Whenever the word "name" turns up in a line below, that line should be copied.

** Records for this task follows **

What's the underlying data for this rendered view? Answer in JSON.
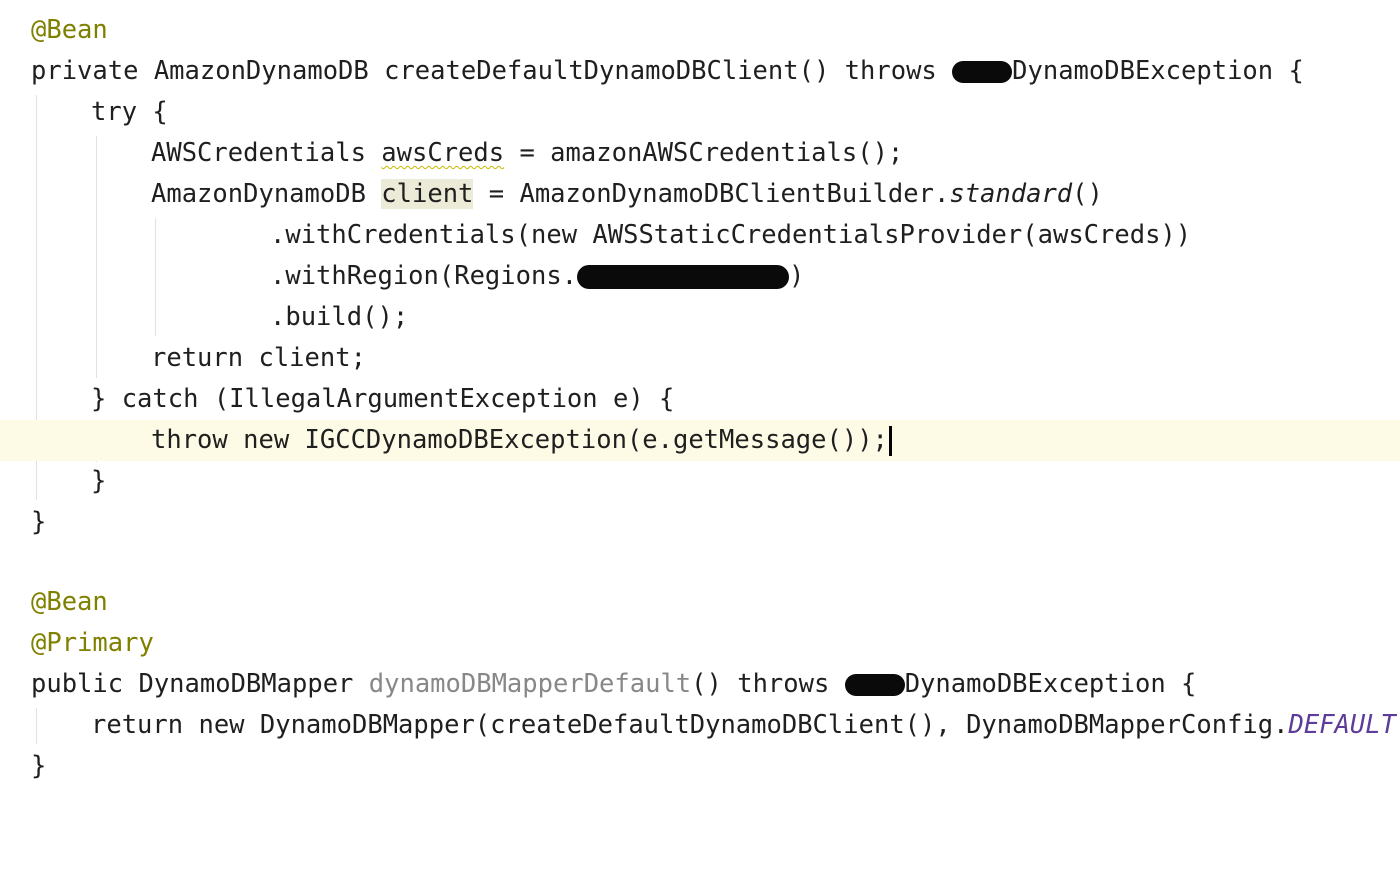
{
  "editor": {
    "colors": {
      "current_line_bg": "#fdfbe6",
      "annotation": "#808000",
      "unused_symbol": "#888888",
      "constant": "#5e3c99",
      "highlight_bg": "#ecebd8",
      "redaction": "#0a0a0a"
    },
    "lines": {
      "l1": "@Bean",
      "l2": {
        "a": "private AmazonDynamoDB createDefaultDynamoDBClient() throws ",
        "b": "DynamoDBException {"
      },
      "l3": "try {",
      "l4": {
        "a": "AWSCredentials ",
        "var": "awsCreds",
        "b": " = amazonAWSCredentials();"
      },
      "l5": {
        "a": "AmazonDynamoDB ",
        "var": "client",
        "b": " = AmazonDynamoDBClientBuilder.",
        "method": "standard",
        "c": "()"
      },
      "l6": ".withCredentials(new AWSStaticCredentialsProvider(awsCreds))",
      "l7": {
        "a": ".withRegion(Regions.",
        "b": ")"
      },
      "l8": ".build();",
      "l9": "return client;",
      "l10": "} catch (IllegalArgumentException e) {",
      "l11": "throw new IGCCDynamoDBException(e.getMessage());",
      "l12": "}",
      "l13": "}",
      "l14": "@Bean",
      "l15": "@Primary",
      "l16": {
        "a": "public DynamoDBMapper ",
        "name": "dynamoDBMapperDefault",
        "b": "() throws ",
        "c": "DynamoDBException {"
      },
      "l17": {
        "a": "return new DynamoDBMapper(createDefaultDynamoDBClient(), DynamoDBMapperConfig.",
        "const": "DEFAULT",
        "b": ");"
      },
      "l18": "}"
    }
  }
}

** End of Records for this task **
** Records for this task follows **

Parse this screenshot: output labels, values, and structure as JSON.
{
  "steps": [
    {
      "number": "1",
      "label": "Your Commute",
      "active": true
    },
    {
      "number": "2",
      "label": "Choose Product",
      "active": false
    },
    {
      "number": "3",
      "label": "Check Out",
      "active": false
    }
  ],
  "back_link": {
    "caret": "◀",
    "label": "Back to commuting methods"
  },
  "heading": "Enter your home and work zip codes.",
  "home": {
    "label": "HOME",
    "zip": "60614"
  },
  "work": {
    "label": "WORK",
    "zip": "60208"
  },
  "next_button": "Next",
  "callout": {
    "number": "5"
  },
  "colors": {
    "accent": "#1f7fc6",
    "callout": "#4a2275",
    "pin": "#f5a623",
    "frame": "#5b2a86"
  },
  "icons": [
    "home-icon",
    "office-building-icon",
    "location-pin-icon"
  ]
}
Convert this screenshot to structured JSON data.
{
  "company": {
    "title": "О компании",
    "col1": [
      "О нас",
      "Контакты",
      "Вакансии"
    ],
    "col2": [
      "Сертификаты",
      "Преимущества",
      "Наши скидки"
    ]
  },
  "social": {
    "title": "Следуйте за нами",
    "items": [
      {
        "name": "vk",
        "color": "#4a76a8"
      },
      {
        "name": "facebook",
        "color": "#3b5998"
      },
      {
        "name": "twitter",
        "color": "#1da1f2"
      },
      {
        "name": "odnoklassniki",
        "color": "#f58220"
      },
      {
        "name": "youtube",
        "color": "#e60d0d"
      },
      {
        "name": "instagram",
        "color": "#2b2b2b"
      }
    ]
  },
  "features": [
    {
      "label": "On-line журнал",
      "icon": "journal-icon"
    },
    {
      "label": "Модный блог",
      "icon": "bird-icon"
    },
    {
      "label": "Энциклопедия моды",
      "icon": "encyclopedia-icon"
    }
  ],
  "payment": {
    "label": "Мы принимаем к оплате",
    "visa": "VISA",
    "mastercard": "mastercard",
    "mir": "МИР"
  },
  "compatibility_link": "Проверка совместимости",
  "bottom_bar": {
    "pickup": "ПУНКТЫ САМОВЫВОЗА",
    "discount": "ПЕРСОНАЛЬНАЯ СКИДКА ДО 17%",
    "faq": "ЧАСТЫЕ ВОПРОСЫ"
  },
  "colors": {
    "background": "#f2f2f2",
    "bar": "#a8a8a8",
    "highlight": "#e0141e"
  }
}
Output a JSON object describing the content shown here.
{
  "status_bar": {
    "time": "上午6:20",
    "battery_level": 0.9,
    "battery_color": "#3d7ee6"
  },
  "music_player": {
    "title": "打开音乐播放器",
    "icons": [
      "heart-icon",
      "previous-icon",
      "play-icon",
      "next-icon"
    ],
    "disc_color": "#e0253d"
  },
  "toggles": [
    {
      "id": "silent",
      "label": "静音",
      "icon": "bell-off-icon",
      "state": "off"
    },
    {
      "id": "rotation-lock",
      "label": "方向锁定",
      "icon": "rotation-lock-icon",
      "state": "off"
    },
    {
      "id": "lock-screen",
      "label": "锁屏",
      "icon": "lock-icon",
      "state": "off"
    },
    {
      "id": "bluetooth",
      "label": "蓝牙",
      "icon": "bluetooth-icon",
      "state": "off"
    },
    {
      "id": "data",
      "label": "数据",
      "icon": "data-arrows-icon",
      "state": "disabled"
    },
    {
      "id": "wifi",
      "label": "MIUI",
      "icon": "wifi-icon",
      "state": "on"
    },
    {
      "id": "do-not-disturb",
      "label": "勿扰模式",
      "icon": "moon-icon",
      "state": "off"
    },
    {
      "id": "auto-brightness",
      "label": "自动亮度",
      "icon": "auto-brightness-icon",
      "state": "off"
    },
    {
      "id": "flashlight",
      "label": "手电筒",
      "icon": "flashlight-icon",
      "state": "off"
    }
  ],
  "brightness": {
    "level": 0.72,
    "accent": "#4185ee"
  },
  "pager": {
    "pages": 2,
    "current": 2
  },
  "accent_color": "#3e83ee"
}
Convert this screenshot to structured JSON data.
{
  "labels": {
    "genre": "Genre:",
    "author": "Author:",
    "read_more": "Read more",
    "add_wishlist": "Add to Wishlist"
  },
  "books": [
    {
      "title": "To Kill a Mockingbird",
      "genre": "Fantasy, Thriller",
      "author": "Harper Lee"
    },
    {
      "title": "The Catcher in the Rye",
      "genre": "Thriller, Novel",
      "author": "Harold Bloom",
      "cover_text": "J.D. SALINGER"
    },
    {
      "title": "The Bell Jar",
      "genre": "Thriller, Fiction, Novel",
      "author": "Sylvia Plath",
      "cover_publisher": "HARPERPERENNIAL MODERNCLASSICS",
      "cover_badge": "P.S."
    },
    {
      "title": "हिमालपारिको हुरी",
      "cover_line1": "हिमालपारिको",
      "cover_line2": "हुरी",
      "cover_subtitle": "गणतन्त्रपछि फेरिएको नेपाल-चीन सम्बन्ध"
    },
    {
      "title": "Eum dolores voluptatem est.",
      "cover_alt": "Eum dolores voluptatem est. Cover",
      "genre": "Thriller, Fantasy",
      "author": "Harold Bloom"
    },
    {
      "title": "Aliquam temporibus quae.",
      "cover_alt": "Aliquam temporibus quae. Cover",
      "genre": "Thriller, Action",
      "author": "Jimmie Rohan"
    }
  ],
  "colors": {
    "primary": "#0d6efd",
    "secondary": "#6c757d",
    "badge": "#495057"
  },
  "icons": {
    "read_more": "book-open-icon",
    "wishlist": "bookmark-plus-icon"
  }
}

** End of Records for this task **
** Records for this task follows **

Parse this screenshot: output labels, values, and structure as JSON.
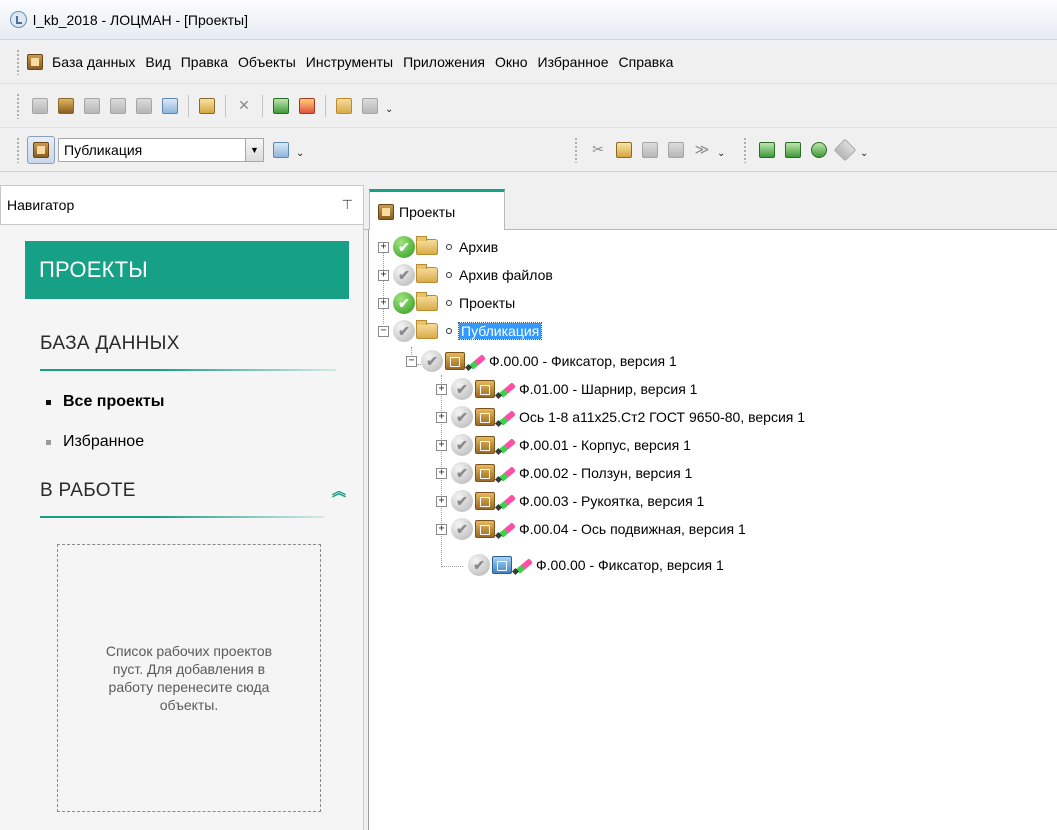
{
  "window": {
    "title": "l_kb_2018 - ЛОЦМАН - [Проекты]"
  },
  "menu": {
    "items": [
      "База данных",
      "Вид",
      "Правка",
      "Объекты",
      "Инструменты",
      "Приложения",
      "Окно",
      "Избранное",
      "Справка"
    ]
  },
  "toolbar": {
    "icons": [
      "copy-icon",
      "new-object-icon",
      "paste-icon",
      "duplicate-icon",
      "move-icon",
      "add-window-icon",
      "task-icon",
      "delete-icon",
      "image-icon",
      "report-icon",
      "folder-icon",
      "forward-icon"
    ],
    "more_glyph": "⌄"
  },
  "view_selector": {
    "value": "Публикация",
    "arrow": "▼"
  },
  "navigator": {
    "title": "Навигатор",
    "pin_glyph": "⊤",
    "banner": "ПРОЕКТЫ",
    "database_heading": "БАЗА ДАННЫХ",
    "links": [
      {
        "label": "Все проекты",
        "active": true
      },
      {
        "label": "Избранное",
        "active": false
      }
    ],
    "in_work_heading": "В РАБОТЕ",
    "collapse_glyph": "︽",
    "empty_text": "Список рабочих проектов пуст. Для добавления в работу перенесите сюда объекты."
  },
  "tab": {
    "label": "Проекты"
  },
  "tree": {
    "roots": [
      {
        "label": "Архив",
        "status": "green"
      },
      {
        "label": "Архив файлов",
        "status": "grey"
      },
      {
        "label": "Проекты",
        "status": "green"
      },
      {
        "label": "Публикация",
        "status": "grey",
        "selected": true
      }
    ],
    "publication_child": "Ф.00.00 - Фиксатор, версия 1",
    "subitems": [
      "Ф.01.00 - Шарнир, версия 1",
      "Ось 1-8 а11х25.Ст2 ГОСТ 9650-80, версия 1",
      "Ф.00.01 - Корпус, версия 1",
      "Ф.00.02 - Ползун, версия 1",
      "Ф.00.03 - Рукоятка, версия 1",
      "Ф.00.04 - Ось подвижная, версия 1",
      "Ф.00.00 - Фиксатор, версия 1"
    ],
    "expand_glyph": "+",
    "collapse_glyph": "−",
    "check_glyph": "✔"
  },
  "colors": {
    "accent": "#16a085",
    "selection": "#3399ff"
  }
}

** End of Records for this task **

* [Exercise output]
        "name": "dynamoDBMapperDefault",
        "name": "vk",
        "name": "facebook",
        "name": "twitter",
        "name": "odnoklassniki",
        "name": "youtube",
        "name": "instagram",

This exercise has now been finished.